Web page and app entries:
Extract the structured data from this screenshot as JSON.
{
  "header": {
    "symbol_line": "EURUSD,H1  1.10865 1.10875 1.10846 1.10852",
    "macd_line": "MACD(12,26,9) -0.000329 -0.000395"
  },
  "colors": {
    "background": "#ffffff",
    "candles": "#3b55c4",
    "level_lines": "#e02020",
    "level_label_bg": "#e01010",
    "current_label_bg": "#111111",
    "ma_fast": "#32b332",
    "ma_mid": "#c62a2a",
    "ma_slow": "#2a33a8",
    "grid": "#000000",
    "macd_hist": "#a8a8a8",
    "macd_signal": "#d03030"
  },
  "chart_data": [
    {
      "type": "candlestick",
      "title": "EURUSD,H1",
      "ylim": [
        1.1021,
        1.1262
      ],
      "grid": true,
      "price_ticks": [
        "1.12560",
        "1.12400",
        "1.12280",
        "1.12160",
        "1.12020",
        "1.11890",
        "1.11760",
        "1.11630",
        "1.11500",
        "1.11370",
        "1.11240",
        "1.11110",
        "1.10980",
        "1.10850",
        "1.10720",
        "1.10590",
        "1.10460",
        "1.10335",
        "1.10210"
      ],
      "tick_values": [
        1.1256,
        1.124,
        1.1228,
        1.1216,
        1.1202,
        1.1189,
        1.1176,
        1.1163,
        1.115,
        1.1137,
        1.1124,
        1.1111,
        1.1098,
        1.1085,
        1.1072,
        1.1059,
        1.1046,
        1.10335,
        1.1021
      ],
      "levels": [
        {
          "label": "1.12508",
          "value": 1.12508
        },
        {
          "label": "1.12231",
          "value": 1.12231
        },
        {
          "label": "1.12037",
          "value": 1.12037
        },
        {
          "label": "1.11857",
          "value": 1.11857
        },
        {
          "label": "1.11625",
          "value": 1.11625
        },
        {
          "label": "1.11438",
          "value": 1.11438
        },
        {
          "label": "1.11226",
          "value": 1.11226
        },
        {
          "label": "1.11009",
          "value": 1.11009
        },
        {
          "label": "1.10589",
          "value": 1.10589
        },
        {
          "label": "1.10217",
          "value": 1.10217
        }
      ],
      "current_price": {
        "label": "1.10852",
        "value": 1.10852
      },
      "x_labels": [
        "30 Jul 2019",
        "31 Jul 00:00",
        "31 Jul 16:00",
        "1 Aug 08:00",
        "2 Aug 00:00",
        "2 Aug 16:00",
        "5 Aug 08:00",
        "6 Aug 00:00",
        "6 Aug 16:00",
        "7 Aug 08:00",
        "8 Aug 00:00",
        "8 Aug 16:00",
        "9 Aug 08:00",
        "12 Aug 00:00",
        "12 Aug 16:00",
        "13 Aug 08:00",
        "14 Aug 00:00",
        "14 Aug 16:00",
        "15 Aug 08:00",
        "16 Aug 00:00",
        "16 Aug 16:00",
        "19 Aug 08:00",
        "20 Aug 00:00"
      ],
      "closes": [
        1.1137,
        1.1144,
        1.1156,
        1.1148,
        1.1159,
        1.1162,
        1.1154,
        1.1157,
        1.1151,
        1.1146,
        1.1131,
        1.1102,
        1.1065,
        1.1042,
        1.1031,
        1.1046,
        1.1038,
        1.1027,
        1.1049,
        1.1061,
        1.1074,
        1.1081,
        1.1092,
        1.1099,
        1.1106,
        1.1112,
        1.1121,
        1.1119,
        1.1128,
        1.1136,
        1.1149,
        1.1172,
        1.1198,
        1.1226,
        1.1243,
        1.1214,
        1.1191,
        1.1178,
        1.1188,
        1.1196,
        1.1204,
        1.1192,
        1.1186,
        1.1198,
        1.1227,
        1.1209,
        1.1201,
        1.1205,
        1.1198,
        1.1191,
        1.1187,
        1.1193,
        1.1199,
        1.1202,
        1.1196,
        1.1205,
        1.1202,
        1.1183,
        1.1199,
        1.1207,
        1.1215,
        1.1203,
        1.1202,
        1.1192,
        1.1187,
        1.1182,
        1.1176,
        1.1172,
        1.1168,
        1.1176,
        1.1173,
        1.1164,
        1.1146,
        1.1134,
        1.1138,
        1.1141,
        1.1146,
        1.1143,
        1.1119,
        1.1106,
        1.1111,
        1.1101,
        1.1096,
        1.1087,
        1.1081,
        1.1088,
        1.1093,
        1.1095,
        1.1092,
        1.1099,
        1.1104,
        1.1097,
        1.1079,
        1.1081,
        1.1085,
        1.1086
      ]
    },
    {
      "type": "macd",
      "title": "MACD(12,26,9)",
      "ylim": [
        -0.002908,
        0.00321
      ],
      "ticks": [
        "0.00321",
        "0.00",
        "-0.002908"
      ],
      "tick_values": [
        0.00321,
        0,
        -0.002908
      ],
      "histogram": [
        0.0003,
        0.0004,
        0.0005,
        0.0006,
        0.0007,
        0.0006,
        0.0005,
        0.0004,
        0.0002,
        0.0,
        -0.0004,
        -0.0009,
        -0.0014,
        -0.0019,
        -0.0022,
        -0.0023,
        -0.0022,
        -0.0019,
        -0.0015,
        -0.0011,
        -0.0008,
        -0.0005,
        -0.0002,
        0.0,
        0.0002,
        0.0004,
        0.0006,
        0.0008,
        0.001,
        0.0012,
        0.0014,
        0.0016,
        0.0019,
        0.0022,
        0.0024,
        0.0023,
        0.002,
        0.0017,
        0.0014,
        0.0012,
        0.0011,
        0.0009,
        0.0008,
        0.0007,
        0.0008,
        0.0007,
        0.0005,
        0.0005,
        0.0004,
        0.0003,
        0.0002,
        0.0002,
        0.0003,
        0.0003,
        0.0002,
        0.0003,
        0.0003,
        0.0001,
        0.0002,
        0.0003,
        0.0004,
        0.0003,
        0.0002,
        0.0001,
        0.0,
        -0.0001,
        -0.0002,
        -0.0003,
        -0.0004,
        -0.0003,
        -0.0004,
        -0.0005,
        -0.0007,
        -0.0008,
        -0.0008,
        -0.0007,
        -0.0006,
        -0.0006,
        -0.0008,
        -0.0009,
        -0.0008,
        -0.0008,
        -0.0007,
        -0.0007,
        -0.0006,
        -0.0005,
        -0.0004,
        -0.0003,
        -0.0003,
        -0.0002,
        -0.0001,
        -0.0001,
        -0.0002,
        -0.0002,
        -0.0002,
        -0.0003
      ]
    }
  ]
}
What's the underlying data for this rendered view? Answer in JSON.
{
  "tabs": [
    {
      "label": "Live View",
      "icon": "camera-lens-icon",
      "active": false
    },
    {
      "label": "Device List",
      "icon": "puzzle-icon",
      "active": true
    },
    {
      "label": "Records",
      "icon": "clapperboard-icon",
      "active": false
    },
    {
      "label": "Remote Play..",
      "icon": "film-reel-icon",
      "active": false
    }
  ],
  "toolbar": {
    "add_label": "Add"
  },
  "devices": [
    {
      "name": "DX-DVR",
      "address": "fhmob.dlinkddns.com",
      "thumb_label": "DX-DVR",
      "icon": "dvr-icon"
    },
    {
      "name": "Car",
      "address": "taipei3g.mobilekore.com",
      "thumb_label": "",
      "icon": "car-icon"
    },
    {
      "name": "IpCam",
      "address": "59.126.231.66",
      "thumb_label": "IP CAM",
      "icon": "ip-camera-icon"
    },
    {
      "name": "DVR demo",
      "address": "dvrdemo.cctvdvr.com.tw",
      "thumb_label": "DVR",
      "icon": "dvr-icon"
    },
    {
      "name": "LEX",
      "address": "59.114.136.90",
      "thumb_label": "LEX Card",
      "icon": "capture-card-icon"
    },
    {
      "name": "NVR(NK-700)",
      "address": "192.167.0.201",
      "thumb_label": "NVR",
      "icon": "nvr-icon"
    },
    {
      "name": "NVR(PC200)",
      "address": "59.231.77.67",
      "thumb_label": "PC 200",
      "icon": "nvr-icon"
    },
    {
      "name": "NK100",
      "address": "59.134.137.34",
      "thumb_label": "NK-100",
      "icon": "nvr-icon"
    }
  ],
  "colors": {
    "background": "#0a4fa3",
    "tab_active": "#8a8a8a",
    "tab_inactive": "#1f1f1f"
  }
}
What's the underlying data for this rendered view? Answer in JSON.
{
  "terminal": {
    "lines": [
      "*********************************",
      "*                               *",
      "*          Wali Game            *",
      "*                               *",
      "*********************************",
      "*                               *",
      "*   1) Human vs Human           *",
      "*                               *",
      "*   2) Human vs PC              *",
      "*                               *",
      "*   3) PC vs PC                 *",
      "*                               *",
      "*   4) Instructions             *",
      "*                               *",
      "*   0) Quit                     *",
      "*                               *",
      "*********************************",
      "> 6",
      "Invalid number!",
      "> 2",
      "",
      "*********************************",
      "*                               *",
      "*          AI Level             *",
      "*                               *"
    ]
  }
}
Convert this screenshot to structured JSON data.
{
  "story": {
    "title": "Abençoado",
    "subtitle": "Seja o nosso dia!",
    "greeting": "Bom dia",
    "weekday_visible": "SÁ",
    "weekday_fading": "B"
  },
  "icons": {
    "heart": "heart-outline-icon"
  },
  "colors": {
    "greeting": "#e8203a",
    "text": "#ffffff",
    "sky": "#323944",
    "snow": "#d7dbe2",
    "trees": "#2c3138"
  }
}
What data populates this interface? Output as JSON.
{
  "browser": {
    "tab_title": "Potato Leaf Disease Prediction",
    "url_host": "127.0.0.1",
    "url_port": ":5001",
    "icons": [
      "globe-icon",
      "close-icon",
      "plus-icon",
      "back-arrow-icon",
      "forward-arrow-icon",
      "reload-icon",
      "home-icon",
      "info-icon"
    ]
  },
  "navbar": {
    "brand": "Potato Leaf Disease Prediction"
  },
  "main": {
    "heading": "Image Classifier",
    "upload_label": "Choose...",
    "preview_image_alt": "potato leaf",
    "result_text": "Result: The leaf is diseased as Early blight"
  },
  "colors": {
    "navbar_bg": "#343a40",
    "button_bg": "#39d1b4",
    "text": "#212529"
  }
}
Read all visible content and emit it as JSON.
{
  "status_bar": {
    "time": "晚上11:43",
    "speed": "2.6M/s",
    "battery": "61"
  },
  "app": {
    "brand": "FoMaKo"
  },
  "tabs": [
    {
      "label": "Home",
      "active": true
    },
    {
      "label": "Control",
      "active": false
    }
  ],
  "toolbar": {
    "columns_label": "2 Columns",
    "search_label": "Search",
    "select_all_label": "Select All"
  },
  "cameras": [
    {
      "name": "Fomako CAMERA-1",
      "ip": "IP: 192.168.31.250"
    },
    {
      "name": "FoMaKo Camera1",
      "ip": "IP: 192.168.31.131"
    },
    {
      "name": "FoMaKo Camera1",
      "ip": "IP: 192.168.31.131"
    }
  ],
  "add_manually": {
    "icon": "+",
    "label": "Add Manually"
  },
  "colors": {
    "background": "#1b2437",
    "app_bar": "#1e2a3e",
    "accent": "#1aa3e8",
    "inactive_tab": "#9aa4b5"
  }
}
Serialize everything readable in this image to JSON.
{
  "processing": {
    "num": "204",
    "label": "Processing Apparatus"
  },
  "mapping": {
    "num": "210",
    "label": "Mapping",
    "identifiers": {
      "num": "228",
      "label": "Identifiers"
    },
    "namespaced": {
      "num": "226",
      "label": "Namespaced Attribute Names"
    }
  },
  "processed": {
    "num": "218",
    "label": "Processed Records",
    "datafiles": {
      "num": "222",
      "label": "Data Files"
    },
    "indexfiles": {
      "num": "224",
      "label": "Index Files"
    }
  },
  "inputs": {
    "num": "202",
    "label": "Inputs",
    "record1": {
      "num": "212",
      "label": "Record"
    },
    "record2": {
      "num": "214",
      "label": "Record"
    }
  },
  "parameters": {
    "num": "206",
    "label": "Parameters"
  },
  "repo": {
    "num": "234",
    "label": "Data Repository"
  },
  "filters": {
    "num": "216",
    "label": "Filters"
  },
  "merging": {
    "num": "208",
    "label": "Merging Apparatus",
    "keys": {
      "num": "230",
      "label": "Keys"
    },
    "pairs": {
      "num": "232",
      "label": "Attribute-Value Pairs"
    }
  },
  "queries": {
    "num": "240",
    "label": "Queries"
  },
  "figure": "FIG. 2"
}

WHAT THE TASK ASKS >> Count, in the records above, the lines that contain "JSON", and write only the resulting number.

WRITTEN RESPONSE >> 7